dancewater said...

On the day that 12 British parliamentarians wrote a joint letter to The Times calling on President Obama to stop drone strikes in Pakistan, it has been revealed that RAF pilots flew US drones during the Libyan conflict last year.

The UK has repeatedly insisted, in response to questions about UK involvement in the US drone strikes in Pakistan for example, that it has only every operated drones over Afghanistan. However in a written answer in the House of Lords, on the last day before recess, UK Defence Minister Lord Astor revealed:

“Her Majesty’s government do not use armed remotely piloted air systems against terrorist suspects outside Afghanistan.
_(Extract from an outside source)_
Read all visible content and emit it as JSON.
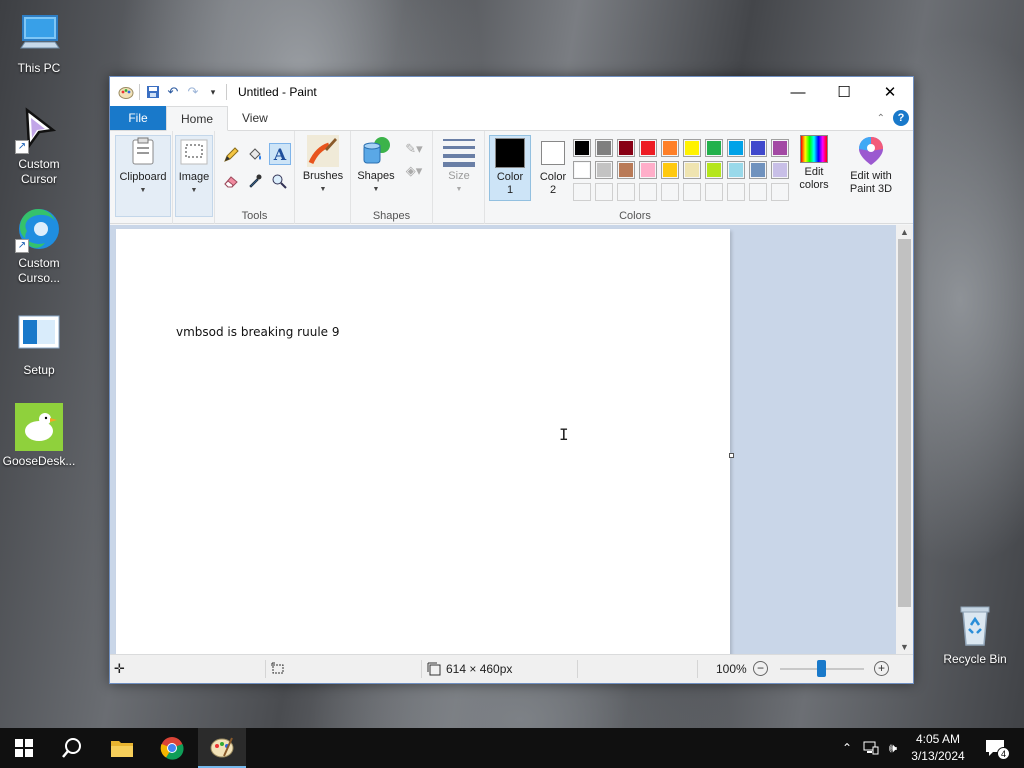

However, UK personnel flew armed remotely piloted air systems missions against Gaddafi’s forces in Libya in 2011, in support of the Nato humanitarian mission authorised under UNSCR resolution 1973.”

The fact that it has now been admitted that RAF personnel controlled armed drones in the Libyan conflict last year – despite the repeated insistence by the MoD that UK has only ever operated armed drones in Afghanistan – underlines the need for much greater transparency from the MoD about the use of drones. It also begs the question of course, where else are they being used?
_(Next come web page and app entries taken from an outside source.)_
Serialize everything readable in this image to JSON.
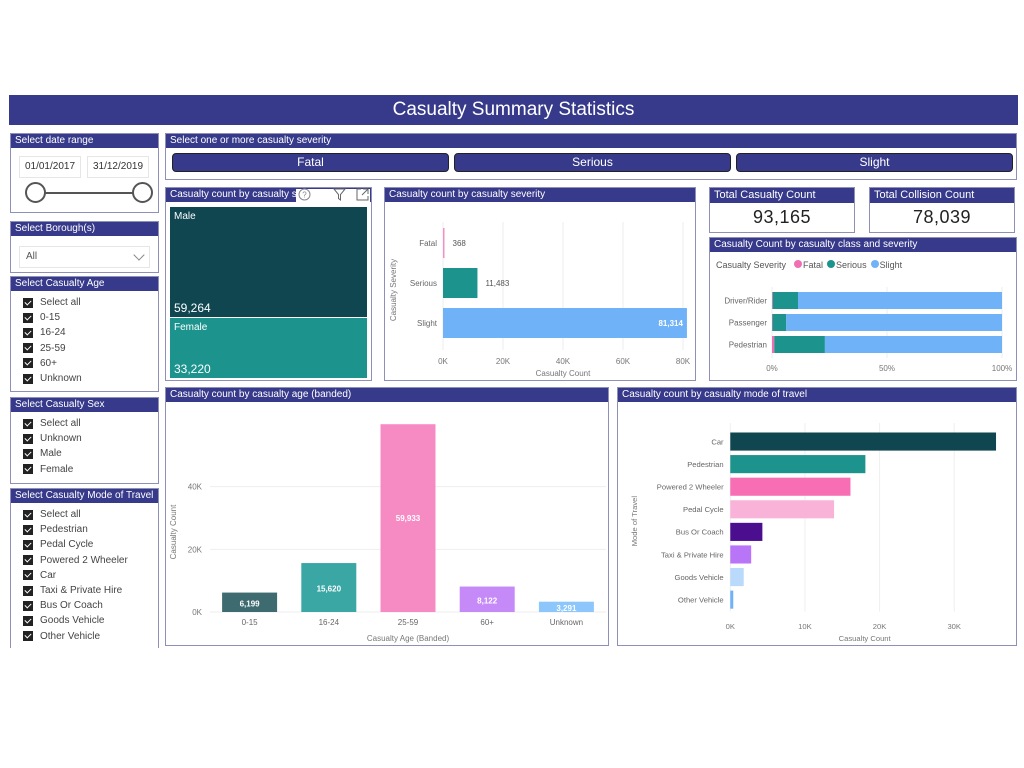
{
  "header": {
    "title": "Casualty Summary Statistics"
  },
  "colors": {
    "header_bg": "#373a8a",
    "male": "#0f4650",
    "female": "#1c938c",
    "fatal": "#f06fb4",
    "serious": "#1c938c",
    "slight": "#6fb2f7"
  },
  "filters": {
    "date_range": {
      "label": "Select date range",
      "start": "01/01/2017",
      "end": "31/12/2019"
    },
    "borough": {
      "label": "Select Borough(s)",
      "value": "All"
    },
    "age": {
      "label": "Select Casualty Age",
      "items": [
        "Select all",
        "0-15",
        "16-24",
        "25-59",
        "60+",
        "Unknown"
      ]
    },
    "sex": {
      "label": "Select Casualty Sex",
      "items": [
        "Select all",
        "Unknown",
        "Male",
        "Female"
      ]
    },
    "mode": {
      "label": "Select Casualty Mode of Travel",
      "items": [
        "Select all",
        "Pedestrian",
        "Pedal Cycle",
        "Powered 2 Wheeler",
        "Car",
        "Taxi & Private Hire",
        "Bus Or Coach",
        "Goods Vehicle",
        "Other Vehicle"
      ]
    }
  },
  "severity_slicer": {
    "label": "Select one or more casualty severity",
    "buttons": [
      "Fatal",
      "Serious",
      "Slight"
    ]
  },
  "kpis": {
    "casualty": {
      "label": "Total Casualty Count",
      "value": "93,165"
    },
    "collision": {
      "label": "Total Collision Count",
      "value": "78,039"
    }
  },
  "treemap": {
    "title": "Casualty count by casualty sex",
    "visible_title": "Casualty count by casualty se",
    "cells": [
      {
        "label": "Male",
        "value_text": "59,264",
        "value": 59264
      },
      {
        "label": "Female",
        "value_text": "33,220",
        "value": 33220
      }
    ]
  },
  "chart_data": [
    {
      "id": "severity",
      "type": "bar",
      "orientation": "horizontal",
      "title": "Casualty count by casualty severity",
      "categories": [
        "Fatal",
        "Serious",
        "Slight"
      ],
      "values": [
        368,
        11483,
        81314
      ],
      "data_labels": [
        "368",
        "11,483",
        "81,314"
      ],
      "xlabel": "Casualty Count",
      "ylabel": "Casualty Severity",
      "xlim": [
        0,
        80000
      ],
      "ticks": [
        "0K",
        "20K",
        "40K",
        "60K",
        "80K"
      ],
      "tick_values": [
        0,
        20000,
        40000,
        60000,
        80000
      ],
      "colors": [
        "#f48fc7",
        "#1c938c",
        "#6fb2f7"
      ]
    },
    {
      "id": "class_severity",
      "type": "bar",
      "orientation": "horizontal",
      "stacked": "100%",
      "title": "Casualty Count by casualty class and severity",
      "legend_title": "Casualty Severity",
      "legend_position": "top-left",
      "categories": [
        "Driver/Rider",
        "Passenger",
        "Pedestrian"
      ],
      "series": [
        {
          "name": "Fatal",
          "values": [
            0.3,
            0.2,
            1.0
          ],
          "color": "#f06fb4"
        },
        {
          "name": "Serious",
          "values": [
            11.0,
            6.0,
            22.0
          ],
          "color": "#1c938c"
        },
        {
          "name": "Slight",
          "values": [
            88.7,
            93.8,
            77.0
          ],
          "color": "#6fb2f7"
        }
      ],
      "xlim": [
        0,
        100
      ],
      "ticks": [
        "0%",
        "50%",
        "100%"
      ],
      "tick_values": [
        0,
        50,
        100
      ]
    },
    {
      "id": "age",
      "type": "bar",
      "orientation": "vertical",
      "title": "Casualty count by casualty age (banded)",
      "categories": [
        "0-15",
        "16-24",
        "25-59",
        "60+",
        "Unknown"
      ],
      "values": [
        6199,
        15620,
        59933,
        8122,
        3291
      ],
      "data_labels": [
        "6,199",
        "15,620",
        "59,933",
        "8,122",
        "3,291"
      ],
      "xlabel": "Casualty Age (Banded)",
      "ylabel": "Casualty Count",
      "ylim": [
        0,
        60000
      ],
      "ticks": [
        "0K",
        "20K",
        "40K"
      ],
      "tick_values": [
        0,
        20000,
        40000
      ],
      "colors": [
        "#3d6b6f",
        "#3aa7a5",
        "#f68bc4",
        "#c58af8",
        "#8cc6fb"
      ]
    },
    {
      "id": "mode",
      "type": "bar",
      "orientation": "horizontal",
      "title": "Casualty count by casualty mode of travel",
      "categories": [
        "Car",
        "Pedestrian",
        "Powered 2 Wheeler",
        "Pedal Cycle",
        "Bus Or Coach",
        "Taxi & Private Hire",
        "Goods Vehicle",
        "Other Vehicle"
      ],
      "values": [
        35600,
        18100,
        16100,
        13900,
        4300,
        2800,
        1800,
        400
      ],
      "xlabel": "Casualty Count",
      "ylabel": "Mode of Travel",
      "xlim": [
        0,
        36000
      ],
      "ticks": [
        "0K",
        "10K",
        "20K",
        "30K"
      ],
      "tick_values": [
        0,
        10000,
        20000,
        30000
      ],
      "colors": [
        "#0f4650",
        "#1c938c",
        "#f86eb4",
        "#f9b3d8",
        "#4a0e8f",
        "#b875f8",
        "#b9dafb",
        "#6fb2f7"
      ]
    }
  ]
}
There is a real concern that the nature of these unmanned, remotely operated drones means they can be used to launch armed attacks clandestinely and without proper accountability. There is a now a clear need for proper parliamentary scrutiny of the growing use and development of armed drones by the UK.

The Letter to the Times from twelve British parliamentarians reads:

”As parliamentarians, we believe that unmanned aerial vehicle (UAV) attacks carried out by the United States are dangerously increasing resentment and anger among the people of Pakistan. This results in revenge attacks that could otherwise have been prevented. Since 2004, UAV covert missions – more often referred to as “drone attacks” – have been concentrated within Pakistan, thereby undermining the sovereignty of the nation, an ally to Britain in the war on terror.

Until very recently the United States refused to acknowledge the existence of such attacks. The Administration rejects allegations about the severity of the mass casualties, which it deems to be “collateral damage”, and instead prefers vaguely to refer to the strikes as “covert intelligence operations”.

According to the Bureau of Investigative Journalism, more than 3,000 deaths have occurred as a direct result of these secret strikes since they began in 2004, including hundreds of children and innocent civilians. The North Waziristan region of Pakistan’s Federally Administered Tribal Areas has experienced the heaviest concentration of drone attacks in recent years.

We urge the United States and Nato to stop these so-called “covert” CIA drone attacks, not least because they play into the hands of the extremists and terrorist recruiters but also because they undermine the sovereignty of Pakistan.”

Link here